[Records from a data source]
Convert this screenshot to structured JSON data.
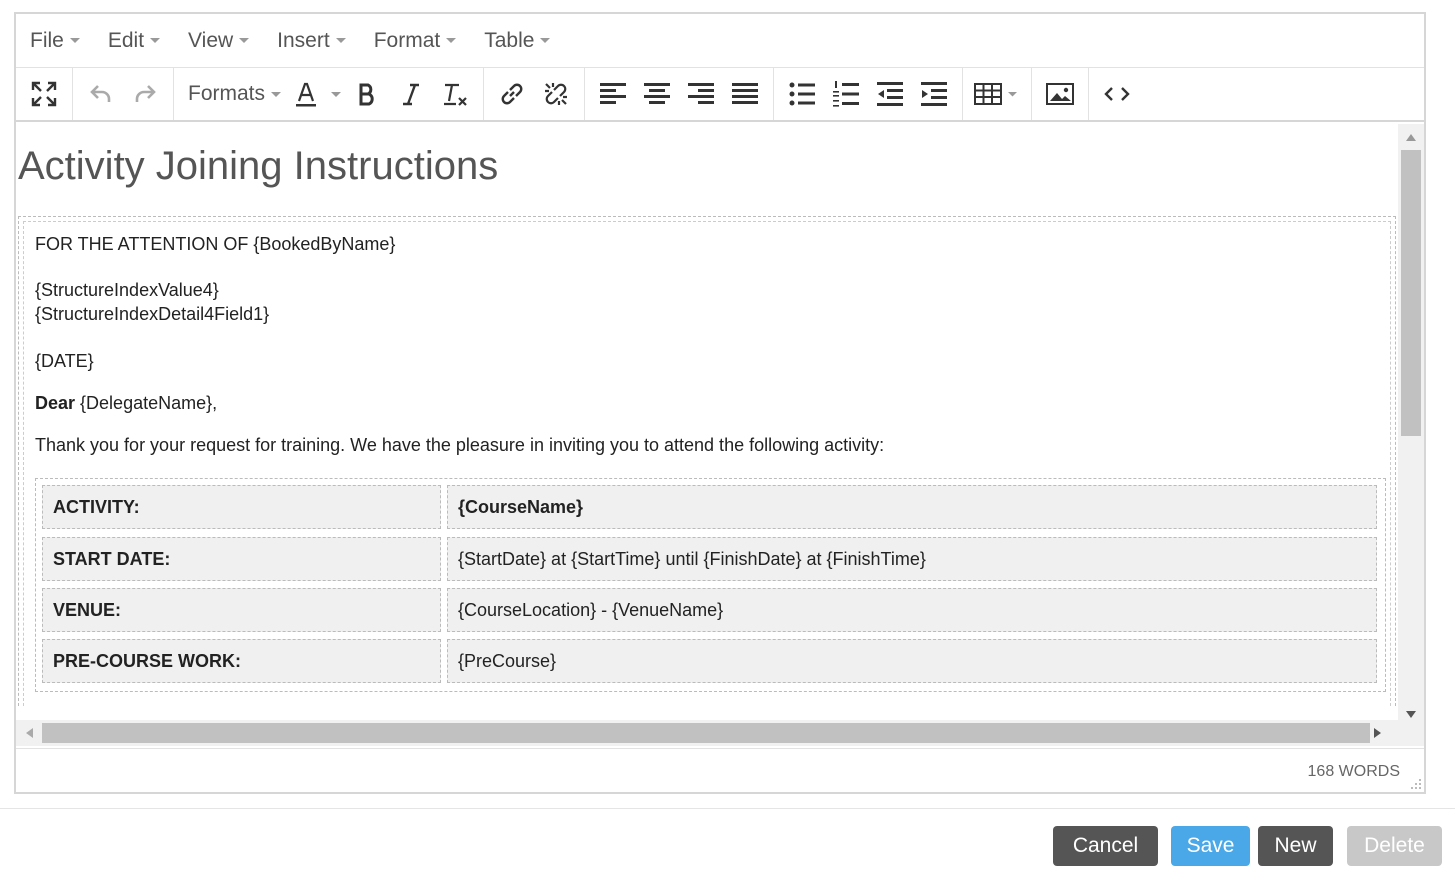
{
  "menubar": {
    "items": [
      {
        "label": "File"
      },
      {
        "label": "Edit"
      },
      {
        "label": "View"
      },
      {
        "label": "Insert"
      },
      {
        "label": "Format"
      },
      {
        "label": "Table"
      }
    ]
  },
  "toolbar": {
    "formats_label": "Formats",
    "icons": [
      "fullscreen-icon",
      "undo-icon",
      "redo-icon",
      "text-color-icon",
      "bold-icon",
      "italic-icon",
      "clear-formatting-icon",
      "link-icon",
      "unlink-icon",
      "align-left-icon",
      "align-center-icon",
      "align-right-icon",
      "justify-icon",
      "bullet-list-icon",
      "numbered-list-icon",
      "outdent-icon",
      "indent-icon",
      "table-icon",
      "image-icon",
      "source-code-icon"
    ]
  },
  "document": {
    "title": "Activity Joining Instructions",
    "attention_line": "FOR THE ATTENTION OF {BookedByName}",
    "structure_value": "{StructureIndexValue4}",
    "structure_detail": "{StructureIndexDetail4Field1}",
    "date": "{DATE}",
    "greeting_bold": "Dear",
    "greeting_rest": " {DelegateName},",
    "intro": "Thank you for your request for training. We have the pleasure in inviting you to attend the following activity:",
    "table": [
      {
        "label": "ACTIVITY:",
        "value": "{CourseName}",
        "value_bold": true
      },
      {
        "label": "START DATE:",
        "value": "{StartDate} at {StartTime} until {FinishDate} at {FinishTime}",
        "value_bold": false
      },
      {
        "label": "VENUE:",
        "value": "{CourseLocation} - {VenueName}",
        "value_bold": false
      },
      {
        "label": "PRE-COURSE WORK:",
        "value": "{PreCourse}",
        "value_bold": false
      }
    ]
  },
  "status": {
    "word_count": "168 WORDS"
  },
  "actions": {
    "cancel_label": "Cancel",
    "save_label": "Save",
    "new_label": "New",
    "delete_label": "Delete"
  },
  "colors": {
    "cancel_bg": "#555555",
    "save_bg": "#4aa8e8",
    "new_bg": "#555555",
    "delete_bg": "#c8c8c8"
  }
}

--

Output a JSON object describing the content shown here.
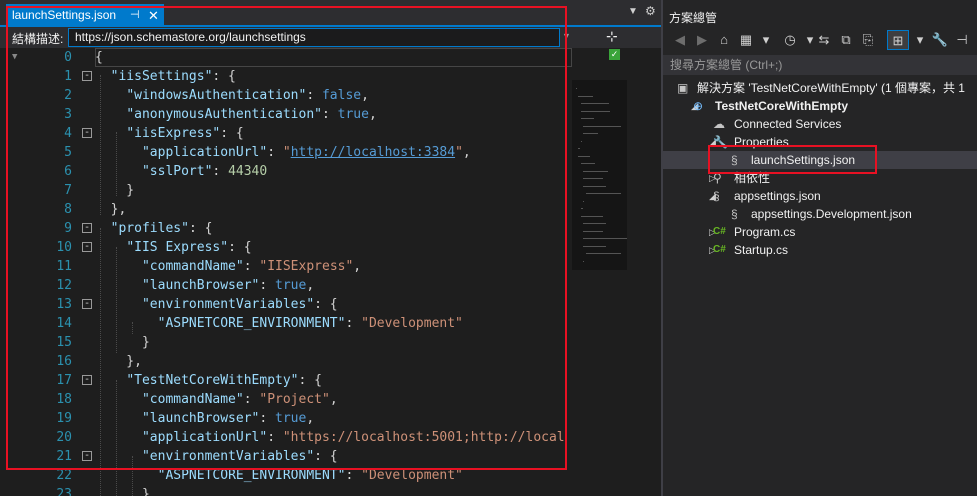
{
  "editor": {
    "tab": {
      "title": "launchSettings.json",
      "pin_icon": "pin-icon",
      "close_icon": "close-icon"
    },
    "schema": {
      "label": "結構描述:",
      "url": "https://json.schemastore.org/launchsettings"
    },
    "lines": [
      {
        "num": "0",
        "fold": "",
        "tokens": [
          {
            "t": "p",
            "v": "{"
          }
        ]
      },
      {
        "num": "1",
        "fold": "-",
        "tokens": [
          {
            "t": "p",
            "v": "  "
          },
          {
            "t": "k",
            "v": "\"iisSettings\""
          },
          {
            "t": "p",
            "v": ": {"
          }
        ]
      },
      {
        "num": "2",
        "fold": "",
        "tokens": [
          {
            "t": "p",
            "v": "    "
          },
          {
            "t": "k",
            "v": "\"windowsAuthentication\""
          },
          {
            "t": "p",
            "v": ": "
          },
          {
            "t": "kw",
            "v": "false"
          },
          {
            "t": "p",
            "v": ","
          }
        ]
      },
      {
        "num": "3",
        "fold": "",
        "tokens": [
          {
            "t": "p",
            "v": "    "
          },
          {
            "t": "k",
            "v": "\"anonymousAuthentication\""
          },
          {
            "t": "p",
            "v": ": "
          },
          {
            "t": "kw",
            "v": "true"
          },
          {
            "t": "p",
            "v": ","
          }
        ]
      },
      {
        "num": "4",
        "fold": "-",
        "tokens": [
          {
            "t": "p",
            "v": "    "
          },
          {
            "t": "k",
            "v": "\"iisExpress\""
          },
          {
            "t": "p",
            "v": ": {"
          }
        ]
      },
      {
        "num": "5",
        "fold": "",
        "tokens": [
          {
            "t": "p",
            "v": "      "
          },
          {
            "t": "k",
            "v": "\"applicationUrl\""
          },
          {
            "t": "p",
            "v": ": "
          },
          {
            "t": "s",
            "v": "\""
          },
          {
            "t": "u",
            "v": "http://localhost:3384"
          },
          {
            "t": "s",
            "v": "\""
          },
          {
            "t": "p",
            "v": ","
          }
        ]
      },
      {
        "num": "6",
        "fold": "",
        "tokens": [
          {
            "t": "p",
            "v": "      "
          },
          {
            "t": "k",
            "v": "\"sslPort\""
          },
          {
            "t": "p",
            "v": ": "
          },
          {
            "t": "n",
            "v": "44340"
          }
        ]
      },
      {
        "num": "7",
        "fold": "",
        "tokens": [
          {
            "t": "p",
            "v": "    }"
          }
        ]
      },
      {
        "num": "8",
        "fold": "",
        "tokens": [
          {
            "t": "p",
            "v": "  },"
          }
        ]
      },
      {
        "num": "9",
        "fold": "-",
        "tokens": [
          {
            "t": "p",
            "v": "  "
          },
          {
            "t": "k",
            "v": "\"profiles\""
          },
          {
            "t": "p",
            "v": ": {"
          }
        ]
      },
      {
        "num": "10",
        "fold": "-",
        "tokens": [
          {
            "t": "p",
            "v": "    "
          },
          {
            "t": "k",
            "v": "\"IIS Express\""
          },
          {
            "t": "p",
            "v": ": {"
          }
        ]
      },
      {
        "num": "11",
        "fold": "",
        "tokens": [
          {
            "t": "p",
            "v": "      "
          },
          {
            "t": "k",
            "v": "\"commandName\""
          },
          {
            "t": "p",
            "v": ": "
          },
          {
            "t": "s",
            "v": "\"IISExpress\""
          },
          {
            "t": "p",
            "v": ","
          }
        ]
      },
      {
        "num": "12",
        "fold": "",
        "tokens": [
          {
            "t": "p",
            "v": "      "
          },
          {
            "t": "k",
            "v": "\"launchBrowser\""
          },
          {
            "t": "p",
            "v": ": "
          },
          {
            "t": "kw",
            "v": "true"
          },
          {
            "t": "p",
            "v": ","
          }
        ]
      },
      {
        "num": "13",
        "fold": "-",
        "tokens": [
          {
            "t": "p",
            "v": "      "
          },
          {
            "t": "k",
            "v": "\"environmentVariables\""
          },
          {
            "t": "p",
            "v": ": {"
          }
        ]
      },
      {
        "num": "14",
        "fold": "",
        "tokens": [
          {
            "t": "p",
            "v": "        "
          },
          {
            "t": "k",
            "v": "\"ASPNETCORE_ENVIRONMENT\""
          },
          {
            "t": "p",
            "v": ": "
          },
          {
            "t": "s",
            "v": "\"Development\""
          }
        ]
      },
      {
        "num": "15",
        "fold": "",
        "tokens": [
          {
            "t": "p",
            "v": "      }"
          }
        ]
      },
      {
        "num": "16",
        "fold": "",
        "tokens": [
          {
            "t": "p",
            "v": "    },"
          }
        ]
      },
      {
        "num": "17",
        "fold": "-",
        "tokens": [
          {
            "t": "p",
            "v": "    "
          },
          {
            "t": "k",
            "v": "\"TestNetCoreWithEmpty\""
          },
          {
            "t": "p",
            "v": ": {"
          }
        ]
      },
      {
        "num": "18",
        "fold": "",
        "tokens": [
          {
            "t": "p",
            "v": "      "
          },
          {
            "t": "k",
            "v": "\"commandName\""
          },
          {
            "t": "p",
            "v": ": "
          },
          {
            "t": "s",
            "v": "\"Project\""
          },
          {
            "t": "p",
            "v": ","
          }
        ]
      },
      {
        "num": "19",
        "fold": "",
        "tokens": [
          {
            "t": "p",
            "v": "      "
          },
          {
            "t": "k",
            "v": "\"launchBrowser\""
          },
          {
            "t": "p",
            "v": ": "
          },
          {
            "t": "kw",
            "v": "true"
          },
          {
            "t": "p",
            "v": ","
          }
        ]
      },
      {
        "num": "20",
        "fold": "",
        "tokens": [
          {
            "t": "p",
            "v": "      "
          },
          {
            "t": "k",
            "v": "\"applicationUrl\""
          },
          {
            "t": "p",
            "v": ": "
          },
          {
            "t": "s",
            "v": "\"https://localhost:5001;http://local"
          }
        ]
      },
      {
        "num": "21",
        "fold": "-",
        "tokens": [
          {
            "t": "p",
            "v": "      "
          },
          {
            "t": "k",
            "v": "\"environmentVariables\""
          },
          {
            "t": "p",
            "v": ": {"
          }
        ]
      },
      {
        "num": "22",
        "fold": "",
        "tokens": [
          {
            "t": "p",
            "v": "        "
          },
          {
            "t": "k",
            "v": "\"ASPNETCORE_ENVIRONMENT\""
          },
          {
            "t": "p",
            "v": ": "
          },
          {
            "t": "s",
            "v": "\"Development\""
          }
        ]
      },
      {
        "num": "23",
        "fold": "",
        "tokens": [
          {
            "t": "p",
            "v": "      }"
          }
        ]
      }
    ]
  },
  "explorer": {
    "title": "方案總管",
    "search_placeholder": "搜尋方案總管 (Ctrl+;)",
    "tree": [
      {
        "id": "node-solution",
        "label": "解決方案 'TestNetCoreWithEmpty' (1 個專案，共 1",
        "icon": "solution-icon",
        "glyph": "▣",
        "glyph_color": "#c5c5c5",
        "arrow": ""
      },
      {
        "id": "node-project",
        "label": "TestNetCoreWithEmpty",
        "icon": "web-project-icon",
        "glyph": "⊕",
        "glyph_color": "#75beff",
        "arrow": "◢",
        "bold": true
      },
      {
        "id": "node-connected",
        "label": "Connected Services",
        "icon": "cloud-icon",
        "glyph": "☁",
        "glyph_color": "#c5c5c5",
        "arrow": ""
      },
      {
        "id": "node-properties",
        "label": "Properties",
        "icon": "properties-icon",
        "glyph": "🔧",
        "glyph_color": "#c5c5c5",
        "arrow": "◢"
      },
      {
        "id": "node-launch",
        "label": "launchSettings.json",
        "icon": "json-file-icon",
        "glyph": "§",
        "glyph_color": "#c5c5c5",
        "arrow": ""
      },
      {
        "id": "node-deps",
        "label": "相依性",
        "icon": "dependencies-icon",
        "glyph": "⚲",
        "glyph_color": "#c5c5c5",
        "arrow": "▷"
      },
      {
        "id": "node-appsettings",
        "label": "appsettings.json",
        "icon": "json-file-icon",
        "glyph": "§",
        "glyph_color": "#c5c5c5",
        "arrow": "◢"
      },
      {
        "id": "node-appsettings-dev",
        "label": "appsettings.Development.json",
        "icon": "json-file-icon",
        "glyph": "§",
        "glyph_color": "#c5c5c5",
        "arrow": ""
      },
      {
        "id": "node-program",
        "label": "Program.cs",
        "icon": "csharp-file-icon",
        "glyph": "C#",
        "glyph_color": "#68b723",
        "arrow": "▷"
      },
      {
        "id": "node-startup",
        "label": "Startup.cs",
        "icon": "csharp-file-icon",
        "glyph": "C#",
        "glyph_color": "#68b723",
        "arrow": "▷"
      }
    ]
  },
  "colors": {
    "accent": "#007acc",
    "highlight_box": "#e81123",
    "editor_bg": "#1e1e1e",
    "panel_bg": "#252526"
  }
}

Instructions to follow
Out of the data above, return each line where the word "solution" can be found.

Written answer
        "id": "node-solution",
        "icon": "solution-icon",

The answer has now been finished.